Problem to work on: Return, from the data that follows, each line that holds the word "JSON".

Extracted material:
----------
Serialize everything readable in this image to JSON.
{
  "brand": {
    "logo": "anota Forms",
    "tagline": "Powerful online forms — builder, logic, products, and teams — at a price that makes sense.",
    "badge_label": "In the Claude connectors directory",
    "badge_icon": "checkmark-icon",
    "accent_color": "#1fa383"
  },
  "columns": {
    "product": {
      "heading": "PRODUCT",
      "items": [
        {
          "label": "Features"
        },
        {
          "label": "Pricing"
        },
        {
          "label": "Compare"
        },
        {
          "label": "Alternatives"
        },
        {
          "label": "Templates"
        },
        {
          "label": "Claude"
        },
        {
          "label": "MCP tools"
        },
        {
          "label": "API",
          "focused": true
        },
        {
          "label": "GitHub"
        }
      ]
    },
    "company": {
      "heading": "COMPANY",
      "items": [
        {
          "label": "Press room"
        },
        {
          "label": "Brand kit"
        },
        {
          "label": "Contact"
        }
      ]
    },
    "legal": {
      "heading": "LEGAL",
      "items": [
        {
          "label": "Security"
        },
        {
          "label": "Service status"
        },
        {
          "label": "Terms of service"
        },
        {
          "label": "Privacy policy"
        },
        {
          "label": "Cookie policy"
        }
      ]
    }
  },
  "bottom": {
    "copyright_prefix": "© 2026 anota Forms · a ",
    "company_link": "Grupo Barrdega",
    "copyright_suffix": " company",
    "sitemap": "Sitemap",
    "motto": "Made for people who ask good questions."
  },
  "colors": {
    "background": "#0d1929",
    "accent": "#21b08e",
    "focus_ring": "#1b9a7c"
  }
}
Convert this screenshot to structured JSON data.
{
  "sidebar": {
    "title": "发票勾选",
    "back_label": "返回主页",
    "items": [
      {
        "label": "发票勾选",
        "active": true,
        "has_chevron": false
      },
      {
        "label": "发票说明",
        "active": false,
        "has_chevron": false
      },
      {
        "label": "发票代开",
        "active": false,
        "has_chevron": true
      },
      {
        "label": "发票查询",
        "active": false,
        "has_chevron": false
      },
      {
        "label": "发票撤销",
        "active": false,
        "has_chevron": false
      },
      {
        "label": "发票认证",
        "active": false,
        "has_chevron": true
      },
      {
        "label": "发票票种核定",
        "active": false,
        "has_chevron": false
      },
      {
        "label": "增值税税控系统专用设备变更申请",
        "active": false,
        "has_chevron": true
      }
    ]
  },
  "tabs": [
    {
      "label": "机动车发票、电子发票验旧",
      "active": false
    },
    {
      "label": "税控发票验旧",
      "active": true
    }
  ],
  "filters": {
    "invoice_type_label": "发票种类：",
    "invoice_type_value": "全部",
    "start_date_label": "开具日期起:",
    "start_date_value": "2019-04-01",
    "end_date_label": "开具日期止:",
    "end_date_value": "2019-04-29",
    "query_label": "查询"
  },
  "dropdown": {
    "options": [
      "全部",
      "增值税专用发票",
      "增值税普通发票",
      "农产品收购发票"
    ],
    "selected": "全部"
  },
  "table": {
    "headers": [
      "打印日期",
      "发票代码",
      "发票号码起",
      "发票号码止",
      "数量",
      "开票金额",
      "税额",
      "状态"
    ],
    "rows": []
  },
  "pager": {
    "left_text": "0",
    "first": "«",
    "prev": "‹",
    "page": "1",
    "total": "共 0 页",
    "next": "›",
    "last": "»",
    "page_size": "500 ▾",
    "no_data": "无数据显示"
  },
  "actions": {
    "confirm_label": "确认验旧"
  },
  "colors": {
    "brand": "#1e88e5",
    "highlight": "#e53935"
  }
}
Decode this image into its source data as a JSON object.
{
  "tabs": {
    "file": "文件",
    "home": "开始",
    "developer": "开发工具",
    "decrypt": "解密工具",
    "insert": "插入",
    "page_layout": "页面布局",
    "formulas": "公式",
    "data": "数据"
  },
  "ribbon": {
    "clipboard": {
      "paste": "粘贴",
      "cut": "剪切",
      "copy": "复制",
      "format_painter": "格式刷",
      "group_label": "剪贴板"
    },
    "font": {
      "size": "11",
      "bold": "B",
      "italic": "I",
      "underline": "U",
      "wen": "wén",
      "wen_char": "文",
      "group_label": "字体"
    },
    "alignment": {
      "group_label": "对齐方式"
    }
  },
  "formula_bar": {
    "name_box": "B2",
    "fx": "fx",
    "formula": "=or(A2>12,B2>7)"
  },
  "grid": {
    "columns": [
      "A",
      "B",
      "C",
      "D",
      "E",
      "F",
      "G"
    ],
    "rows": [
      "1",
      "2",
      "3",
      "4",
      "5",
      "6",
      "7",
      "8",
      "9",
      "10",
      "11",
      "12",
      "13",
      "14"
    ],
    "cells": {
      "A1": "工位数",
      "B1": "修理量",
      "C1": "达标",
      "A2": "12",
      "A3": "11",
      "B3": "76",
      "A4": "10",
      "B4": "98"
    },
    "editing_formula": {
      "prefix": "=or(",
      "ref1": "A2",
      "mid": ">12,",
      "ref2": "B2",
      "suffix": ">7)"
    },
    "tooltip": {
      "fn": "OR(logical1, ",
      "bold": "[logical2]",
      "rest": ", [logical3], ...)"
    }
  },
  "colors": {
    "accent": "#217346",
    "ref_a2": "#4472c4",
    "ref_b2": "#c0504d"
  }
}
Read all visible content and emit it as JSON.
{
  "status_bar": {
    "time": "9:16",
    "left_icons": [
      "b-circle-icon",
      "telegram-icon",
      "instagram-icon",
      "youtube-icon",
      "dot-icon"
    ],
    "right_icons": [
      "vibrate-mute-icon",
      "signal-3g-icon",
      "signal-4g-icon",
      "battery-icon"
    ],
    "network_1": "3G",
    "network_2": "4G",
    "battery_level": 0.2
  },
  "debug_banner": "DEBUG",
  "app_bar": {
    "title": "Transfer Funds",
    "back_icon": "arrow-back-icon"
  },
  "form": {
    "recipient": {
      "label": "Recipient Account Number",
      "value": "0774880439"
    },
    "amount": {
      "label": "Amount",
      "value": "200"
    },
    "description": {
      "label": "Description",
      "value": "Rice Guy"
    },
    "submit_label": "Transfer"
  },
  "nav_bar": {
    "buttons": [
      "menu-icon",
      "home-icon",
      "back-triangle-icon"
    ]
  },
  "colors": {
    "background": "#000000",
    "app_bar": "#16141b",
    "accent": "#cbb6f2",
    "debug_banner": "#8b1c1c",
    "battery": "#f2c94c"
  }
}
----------
Solution to this task:
Serialize everything readable in this image to JSON.
Convert this screenshot to structured JSON data.
Decode this image into its source data as a JSON object.
Read all visible content and emit it as JSON.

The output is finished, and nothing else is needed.